Ed. note: This is guest post by Feministing Editor Emeritus Courtney E. Martin.
On a recent speaking engagement at the University of Richmond, one anxious senior asked me, “I want to be a professional feminist—do I have to work at a women’s nonprofit? How do you bring your feminism with you into the ‘real world,’ especially if you end up in a work culture where they just don’t get it?”
I fear that college students are led to believe that, in order to be dedicated feminists, they have to work for nonprofit organizations specifically devoted to girls and women’s issues or go the academic route. If young women, or young men for that matter, want to go in this direction, more power to them. But there is a lot of valor in braving the kinds of organizations that don’t yet “get it” in this student’s parlance, and agitating for change from within. Audre Lorde warned against the perils of dwelling in “the master’s house,” and yet, there are such rich opportunities there—especially for young people with the energy for some serious remodeling.
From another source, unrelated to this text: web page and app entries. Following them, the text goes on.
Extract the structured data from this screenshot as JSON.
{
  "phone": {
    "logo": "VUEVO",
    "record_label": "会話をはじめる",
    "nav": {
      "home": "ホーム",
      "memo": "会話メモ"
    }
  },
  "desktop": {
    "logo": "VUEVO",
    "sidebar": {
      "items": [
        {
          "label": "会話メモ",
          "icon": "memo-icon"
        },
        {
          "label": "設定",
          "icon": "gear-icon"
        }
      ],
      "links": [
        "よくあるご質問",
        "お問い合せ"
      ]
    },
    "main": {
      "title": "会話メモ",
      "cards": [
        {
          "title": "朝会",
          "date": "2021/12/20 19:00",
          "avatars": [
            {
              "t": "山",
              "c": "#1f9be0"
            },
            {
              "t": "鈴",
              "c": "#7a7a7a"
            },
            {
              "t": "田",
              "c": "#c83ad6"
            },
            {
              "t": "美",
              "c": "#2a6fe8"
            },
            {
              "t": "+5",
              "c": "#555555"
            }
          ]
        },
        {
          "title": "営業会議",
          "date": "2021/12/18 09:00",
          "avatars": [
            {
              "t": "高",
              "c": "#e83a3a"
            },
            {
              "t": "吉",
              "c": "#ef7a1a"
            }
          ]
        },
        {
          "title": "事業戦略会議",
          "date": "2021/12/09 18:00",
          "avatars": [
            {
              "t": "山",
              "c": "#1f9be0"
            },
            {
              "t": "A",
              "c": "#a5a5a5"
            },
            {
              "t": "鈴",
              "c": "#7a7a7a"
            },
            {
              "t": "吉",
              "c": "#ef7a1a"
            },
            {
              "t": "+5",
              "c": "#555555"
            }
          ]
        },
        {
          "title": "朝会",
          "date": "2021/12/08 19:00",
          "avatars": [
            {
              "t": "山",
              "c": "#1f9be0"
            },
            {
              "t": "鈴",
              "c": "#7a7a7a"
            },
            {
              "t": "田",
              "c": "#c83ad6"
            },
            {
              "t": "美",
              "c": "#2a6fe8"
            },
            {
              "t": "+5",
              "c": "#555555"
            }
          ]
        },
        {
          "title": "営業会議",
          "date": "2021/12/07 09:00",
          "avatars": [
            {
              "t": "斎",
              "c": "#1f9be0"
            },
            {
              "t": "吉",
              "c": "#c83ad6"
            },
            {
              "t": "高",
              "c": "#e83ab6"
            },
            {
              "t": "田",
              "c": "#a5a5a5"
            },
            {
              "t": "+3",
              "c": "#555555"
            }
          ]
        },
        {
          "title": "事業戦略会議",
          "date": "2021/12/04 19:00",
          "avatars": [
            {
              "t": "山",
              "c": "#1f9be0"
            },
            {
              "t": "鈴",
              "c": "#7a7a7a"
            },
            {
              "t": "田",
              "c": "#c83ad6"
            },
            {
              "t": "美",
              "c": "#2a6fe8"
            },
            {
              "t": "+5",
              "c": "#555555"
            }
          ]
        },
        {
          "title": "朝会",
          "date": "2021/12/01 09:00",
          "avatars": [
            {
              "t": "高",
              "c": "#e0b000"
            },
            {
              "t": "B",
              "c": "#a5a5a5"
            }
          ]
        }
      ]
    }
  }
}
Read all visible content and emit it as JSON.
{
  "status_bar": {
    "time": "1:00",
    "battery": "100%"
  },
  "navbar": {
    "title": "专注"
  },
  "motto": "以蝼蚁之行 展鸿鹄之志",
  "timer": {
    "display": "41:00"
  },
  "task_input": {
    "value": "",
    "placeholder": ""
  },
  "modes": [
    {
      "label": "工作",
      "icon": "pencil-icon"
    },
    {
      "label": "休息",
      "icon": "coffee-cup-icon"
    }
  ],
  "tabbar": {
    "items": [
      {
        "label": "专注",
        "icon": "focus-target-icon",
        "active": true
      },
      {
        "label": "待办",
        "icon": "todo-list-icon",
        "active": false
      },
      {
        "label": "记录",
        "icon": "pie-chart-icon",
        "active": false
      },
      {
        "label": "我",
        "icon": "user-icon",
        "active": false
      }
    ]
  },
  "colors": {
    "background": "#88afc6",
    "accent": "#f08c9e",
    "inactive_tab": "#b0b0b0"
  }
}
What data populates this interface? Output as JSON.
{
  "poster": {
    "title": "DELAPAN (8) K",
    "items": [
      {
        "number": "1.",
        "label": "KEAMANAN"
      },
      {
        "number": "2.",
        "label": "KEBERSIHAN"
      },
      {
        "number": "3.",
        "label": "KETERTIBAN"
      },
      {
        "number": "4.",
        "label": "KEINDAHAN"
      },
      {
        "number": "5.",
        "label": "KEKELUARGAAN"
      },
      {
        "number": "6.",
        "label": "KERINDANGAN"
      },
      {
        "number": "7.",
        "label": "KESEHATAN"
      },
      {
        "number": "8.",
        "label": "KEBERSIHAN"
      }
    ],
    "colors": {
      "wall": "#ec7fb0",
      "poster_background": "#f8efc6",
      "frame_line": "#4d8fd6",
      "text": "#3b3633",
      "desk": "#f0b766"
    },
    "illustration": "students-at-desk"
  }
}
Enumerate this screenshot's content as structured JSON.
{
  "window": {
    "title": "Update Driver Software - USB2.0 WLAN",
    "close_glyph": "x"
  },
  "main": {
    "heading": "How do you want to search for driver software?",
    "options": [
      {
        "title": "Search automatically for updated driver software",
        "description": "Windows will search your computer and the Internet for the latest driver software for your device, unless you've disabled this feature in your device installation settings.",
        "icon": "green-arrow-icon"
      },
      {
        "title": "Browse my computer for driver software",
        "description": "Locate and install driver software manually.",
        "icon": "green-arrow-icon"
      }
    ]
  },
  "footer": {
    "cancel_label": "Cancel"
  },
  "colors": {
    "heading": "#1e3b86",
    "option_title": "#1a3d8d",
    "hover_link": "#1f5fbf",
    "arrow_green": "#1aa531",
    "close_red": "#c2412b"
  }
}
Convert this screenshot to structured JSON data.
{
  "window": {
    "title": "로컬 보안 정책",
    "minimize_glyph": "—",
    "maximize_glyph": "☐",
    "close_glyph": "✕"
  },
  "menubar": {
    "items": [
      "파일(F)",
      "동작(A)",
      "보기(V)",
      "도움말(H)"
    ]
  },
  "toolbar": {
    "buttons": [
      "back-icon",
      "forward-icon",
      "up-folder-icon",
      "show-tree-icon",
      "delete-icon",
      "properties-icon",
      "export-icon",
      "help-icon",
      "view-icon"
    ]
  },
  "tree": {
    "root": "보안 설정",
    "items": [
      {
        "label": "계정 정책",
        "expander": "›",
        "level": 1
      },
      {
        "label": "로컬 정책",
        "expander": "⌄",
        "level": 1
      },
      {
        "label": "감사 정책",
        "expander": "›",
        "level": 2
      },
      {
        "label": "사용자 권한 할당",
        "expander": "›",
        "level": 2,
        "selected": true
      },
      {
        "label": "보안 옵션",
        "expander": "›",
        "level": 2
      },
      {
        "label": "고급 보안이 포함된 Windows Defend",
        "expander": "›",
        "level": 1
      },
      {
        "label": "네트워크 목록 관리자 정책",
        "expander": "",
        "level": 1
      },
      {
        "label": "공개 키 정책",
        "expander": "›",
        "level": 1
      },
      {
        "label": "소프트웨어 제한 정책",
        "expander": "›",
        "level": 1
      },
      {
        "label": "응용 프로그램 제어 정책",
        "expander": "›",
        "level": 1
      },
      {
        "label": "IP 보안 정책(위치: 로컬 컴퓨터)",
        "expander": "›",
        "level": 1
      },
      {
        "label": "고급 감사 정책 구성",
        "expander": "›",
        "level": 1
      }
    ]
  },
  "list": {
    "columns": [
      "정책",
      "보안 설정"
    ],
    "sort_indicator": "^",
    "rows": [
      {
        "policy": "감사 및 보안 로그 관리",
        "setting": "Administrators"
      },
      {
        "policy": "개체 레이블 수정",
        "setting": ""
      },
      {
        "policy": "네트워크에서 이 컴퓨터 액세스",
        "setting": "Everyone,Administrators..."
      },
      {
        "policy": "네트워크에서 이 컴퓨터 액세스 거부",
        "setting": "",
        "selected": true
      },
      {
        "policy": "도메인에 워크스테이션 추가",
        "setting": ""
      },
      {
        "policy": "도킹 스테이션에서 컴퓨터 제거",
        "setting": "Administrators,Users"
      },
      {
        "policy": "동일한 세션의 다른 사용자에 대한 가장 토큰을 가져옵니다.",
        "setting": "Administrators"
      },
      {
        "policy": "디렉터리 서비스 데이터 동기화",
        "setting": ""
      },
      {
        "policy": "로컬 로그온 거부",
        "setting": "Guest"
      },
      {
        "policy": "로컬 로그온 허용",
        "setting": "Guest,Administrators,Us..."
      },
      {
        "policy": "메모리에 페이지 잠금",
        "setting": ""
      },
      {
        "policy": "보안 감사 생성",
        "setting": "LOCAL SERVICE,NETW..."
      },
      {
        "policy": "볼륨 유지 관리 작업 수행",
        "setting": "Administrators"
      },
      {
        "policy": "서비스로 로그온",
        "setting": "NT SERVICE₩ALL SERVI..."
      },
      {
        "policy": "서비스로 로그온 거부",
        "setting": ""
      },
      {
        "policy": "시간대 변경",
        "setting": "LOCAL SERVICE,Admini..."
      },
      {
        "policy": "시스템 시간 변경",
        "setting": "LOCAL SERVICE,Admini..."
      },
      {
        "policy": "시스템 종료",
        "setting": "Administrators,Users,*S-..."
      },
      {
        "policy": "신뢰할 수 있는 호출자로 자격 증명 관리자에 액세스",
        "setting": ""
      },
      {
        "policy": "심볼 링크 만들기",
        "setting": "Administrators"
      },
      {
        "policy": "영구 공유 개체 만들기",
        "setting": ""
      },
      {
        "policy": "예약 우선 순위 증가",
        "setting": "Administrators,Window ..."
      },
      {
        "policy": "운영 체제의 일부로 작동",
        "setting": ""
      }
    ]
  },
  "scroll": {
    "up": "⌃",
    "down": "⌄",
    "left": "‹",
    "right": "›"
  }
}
First and foremost, you have to overcome your own inevitable sense of “imposter syndrome,” take up space, and speak up. When I’m at a meeting in an intimidating place with what I perceive to be lots of smart, successful people, especially if the room is mostly populated by men, I force myself to say something at least once. It doesn’t have to be right away (sometimes I gain courage by listening and observing first), but I can’t leave the room without contributing something. That’s not just for my own advancement; it also helps the team get used to hearing women’s voices and perspectives, in general.
I’ve also learned that the squeaky wheel really does, in fact, get the grease. I used to think that if I suggested a woman or person of color in an otherwise white, male-dominated space—whether for a speaking opportunity or a consulting gig—and the powers that be didn’t select her, the case was closed. I didn’t want to suggest her again for fear that it would seem annoying. But it turns out that people with a lot of power tend to be both under a lot of pressure and way too busy; as a result, they are more likely to go with what is familiar to them, the “known quantity.” In a world still so demographically segregated, this tends to be someone just like them.
But, if you say someone’s name enough times, and spin their merits in enough different, compelling ways, all of the sudden, they become just a little bit familiar. Or maybe they just want to shut you up. Either way, I’ve found repetition with a little variation works.
Similarly, I’ve found there is huge, unpredictable power in being at the right time and in the right place. Because the modern work place is such a fast-paced environment for most of us, there are lots of little last-minute decisions that get made, no matter how on top of it we all try to be. In these moments, if you’re at the ready with your “binder full of women”—thanks Romney—you can swoop in and diversify the workplace in one golden moment. This is why just showing up actually matters a lot in historically sexist work environments; your very presence transforms expectations and widens the pool of possible collaborators.
Finally, ask yourself, “Whose got my back?” Sometimes it’s a lot easier for those in power to hear an egalitarian message from people that look like them—still disproportionately white dudes. I happen to be married to one and I’ve found it infinitely useful for the feminist cause. My husband, thanks to my careful indoctrination, now writes about gender and racial representation in his field of architecture and insists that there be an equal number of women on any panel that he facilitates. He makes a dedicated effort to mentor young women, especially young women of color.
This, to my mind, is the first frontier of increased diversity in the workplace. If we can shift the consciousness of the already privileged and powerful, and arm them with lots of practical ways that they can live their new found ethics, it won’t be long before a critical mass of women and people of color can advocate on their own behalf without being written off as “difficult.”
Some of the most effective young feminists I know are not working at the NOWs and Ms. Magazines of this world. Instead, they are at TED and Purpose and other cutting-edge strategy firms. They are writing about, not necessarily “women’s issues,” but education and fashion and technology—with a feminist lens, of course. And they are transforming workplaces, not with the “masters tools,” but with persistence and courage and a little bit of help from the “masters,” themselves.